Monet loved these summer flowers, and you will too.
Water Lilies
Credit: ICHAUVEL/Getty Images

Water lilies, plants in the genus Nymphaea, are aquatic blooms that grow in ponds and water gardens. Their green lily pads spread out across the surfaces of freshwater environs and, when warm weather arrives each year, they bloom out in spiky, brightly colored petals. They have floating leaves and floating blossoms—those are the showy bits, the parts that will have you oohing and aahing over your blooming water garden once they emerge. While these perennials appear on the surface of waters in tropical and temperate regions, their roots do need soil to survive. They're eye-catching, sun-loving plants, and they might just become your new favorite perennials to grow. Read on to learn more about water lilies, the easiest species for beginners to plant, and how to care for them in your own pond or water garden.

About Water Lilies

Water lilies bloom in warm weather during the late spring and summer months, and they fall dormant in autumn and winter. Some species are hardy, others are tropical. Some bloom during the day, others at night.

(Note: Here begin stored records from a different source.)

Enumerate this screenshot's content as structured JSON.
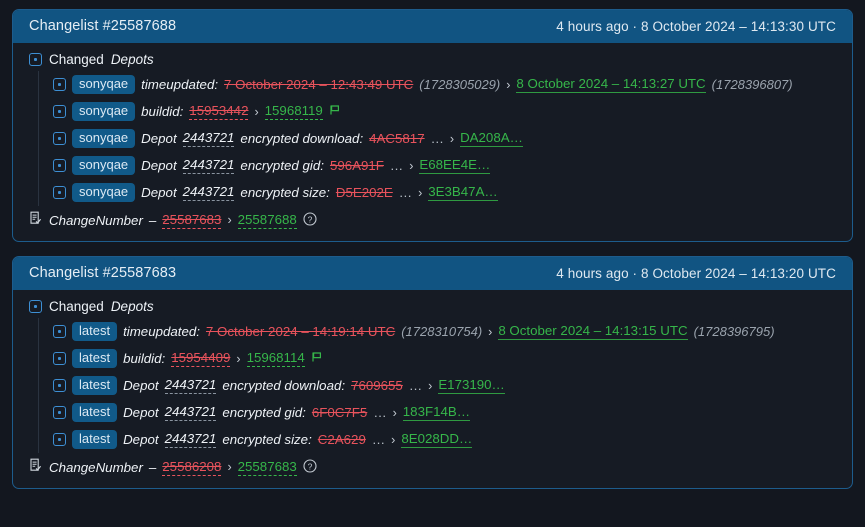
{
  "page": {
    "background": "#13171f",
    "accent": "#115482",
    "old_color": "#e8535c",
    "new_color": "#36b64a"
  },
  "cards": [
    {
      "header": {
        "title": "Changelist #25587688",
        "meta": "4 hours ago · 8 October 2024 – 14:13:30 UTC"
      },
      "group": {
        "label": "Changed",
        "kind": "Depots"
      },
      "rows": [
        {
          "badge": "sonyqae",
          "field": "timeupdated:",
          "old": "7 October 2024 – 12:43:49 UTC",
          "old_epoch": "(1728305029)",
          "arrow": "›",
          "new": "8 October 2024 – 14:13:27 UTC",
          "new_epoch": "(1728396807)",
          "flag": false
        },
        {
          "badge": "sonyqae",
          "field": "buildid:",
          "old": "15953442",
          "old_epoch": "",
          "arrow": "›",
          "new": "15968119",
          "new_epoch": "",
          "flag": true
        },
        {
          "badge": "sonyqae",
          "prefix": "Depot",
          "depot": "2443721",
          "field": "encrypted download:",
          "old": "4AC5817",
          "old_ellipsis": "…",
          "arrow": "›",
          "new": "DA208A…",
          "flag": false
        },
        {
          "badge": "sonyqae",
          "prefix": "Depot",
          "depot": "2443721",
          "field": "encrypted gid:",
          "old": "596A91F",
          "old_ellipsis": "…",
          "arrow": "›",
          "new": "E68EE4E…",
          "flag": false
        },
        {
          "badge": "sonyqae",
          "prefix": "Depot",
          "depot": "2443721",
          "field": "encrypted size:",
          "old": "D5E202E",
          "old_ellipsis": "…",
          "arrow": "›",
          "new": "3E3B47A…",
          "flag": false
        }
      ],
      "footer": {
        "label": "ChangeNumber",
        "dash": "–",
        "old": "25587683",
        "arrow": "›",
        "new": "25587688",
        "help": "?"
      }
    },
    {
      "header": {
        "title": "Changelist #25587683",
        "meta": "4 hours ago · 8 October 2024 – 14:13:20 UTC"
      },
      "group": {
        "label": "Changed",
        "kind": "Depots"
      },
      "rows": [
        {
          "badge": "latest",
          "field": "timeupdated:",
          "old": "7 October 2024 – 14:19:14 UTC",
          "old_epoch": "(1728310754)",
          "arrow": "›",
          "new": "8 October 2024 – 14:13:15 UTC",
          "new_epoch": "(1728396795)",
          "flag": false
        },
        {
          "badge": "latest",
          "field": "buildid:",
          "old": "15954409",
          "old_epoch": "",
          "arrow": "›",
          "new": "15968114",
          "new_epoch": "",
          "flag": true
        },
        {
          "badge": "latest",
          "prefix": "Depot",
          "depot": "2443721",
          "field": "encrypted download:",
          "old": "7609655",
          "old_ellipsis": "…",
          "arrow": "›",
          "new": "E173190…",
          "flag": false
        },
        {
          "badge": "latest",
          "prefix": "Depot",
          "depot": "2443721",
          "field": "encrypted gid:",
          "old": "6F0C7F5",
          "old_ellipsis": "…",
          "arrow": "›",
          "new": "183F14B…",
          "flag": false
        },
        {
          "badge": "latest",
          "prefix": "Depot",
          "depot": "2443721",
          "field": "encrypted size:",
          "old": "C2A629",
          "old_ellipsis": "…",
          "arrow": "›",
          "new": "8E028DD…",
          "flag": false
        }
      ],
      "footer": {
        "label": "ChangeNumber",
        "dash": "–",
        "old": "25586208",
        "arrow": "›",
        "new": "25587683",
        "help": "?"
      }
    }
  ]
}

Many kinds are fragrant as well. The New Southern Living Garden Book describes water lilies this way, "These aquatic perennials grow with their roots in submerged soil and their long-stalked leaves floating on the surface. Floating leaves are rounded, with deep notches at one side where the leafstalk is attached. Showy flowers either float on surface or stand above it on stiff stalks."

How to Grow Water Lilies

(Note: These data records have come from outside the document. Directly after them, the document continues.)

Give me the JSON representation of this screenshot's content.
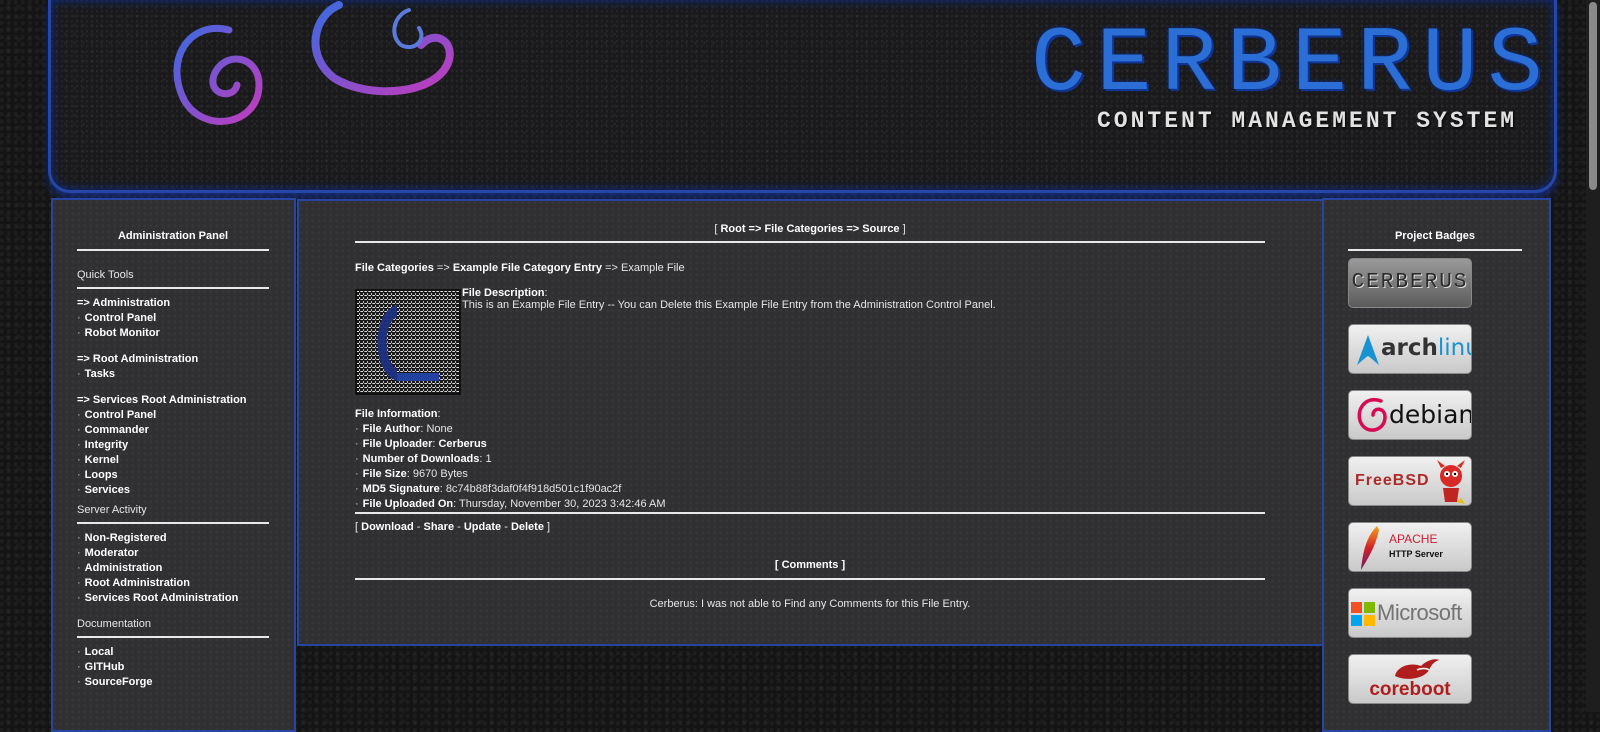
{
  "header": {
    "logo_title": "CERBERUS",
    "logo_subtitle": "CONTENT MANAGEMENT SYSTEM"
  },
  "sidebar": {
    "title": "Administration Panel",
    "quick_tools": {
      "heading": "Quick Tools",
      "groups": [
        {
          "title": "=> Administration",
          "items": [
            "Control Panel",
            "Robot Monitor"
          ]
        },
        {
          "title": "=> Root Administration",
          "items": [
            "Tasks"
          ]
        },
        {
          "title": "=> Services Root Administration",
          "items": [
            "Control Panel",
            "Commander",
            "Integrity",
            "Kernel",
            "Loops",
            "Services"
          ]
        }
      ]
    },
    "server_activity": {
      "heading": "Server Activity",
      "items": [
        "Non-Registered",
        "Moderator",
        "Administration",
        "Root Administration",
        "Services Root Administration"
      ]
    },
    "documentation": {
      "heading": "Documentation",
      "items": [
        "Local",
        "GITHub",
        "SourceForge"
      ]
    }
  },
  "main": {
    "breadcrumb": {
      "open": "[",
      "path": "Root => File Categories => Source",
      "close": "]"
    },
    "trail": {
      "root": "File Categories",
      "sep1": "=>",
      "category": "Example File Category Entry",
      "sep2": "=>",
      "current": "Example File"
    },
    "description": {
      "label": "File Description",
      "text": "This is an Example File Entry -- You can Delete this Example File Entry from the Administration Control Panel."
    },
    "info": {
      "heading": "File Information",
      "rows": [
        {
          "label": "File Author",
          "value": "None"
        },
        {
          "label": "File Uploader",
          "value": "Cerberus"
        },
        {
          "label": "Number of Downloads",
          "value": "1"
        },
        {
          "label": "File Size",
          "value": "9670 Bytes"
        },
        {
          "label": "MD5 Signature",
          "value": "8c74b88f3daf0f4f918d501c1f90ac2f"
        },
        {
          "label": "File Uploaded On",
          "value": "Thursday, November 30, 2023 3:42:46 AM"
        }
      ]
    },
    "actions": {
      "open": "[",
      "download": "Download",
      "share": "Share",
      "update": "Update",
      "delete": "Delete",
      "sep": "-",
      "close": "]"
    },
    "comments": {
      "heading": "[ Comments ]",
      "empty_message": "Cerberus: I was not able to Find any Comments for this File Entry."
    }
  },
  "right_panel": {
    "title": "Project Badges",
    "badges": [
      {
        "name": "cerberus-badge",
        "text": "CERBERUS",
        "color": "#3a3a3a"
      },
      {
        "name": "archlinux-badge",
        "text1": "arch",
        "text2": "linux",
        "color": "#1793d1"
      },
      {
        "name": "debian-badge",
        "text": "debian",
        "color": "#d70a53"
      },
      {
        "name": "freebsd-badge",
        "text": "FreeBSD",
        "color": "#ab2b28"
      },
      {
        "name": "apache-badge",
        "text1": "APACHE",
        "text2": "HTTP Server",
        "color": "#c92037"
      },
      {
        "name": "microsoft-badge",
        "text": "Microsoft",
        "color": "#737373"
      },
      {
        "name": "coreboot-badge",
        "text": "coreboot",
        "color": "#b01d1d"
      }
    ]
  }
}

In the South, the hardy kinds are the easiest to grow, which makes them the best choices for beginners who want to try their green thumbs at planting Nymphaea species. If you live in an area with mild winters (i.e. the Lower and Coastal South), you can plant water lilies from February to October. If you live in a region with colder winters (i.e. the Middle and Upper South), plant from April to July. They thrive in full sun. To get your water lilies started from tubers, The New Southern Living Garden Book recommends, "Set[ting] 6-inch-long pieces of rhizome on soil at pool bottom or in boxes and placing rhizome in a nearly horizontal position with its bud end up." Get out your measuring stick, and ensure that the top of the soil is at least 8 inches below the surface of the water (and no more that 12 inches below the surface). Wait for the tubers to send shoots up to the surface, and watch as the leaves and blooms appear on the water. You should also keep an eye on your lilies as the blooming season progresses, and remove the flowers and foliage once they're spent.

Hardy Selections of Water Lilies

Because the hardiest water lilies are the easiest to grow, look to species such as Nymphaea odorata and selections including ‘Peaches and Cream', ‘Pink Beauty', ‘Sunny Pink', and ‘Attraction' for vibrant blooms that will be at home in the Southern climates.

WATCH: All About the Purple Heart Plant

Do you have water lilies growing in your water garden or in a pond on your property? Would you like to plant some this season?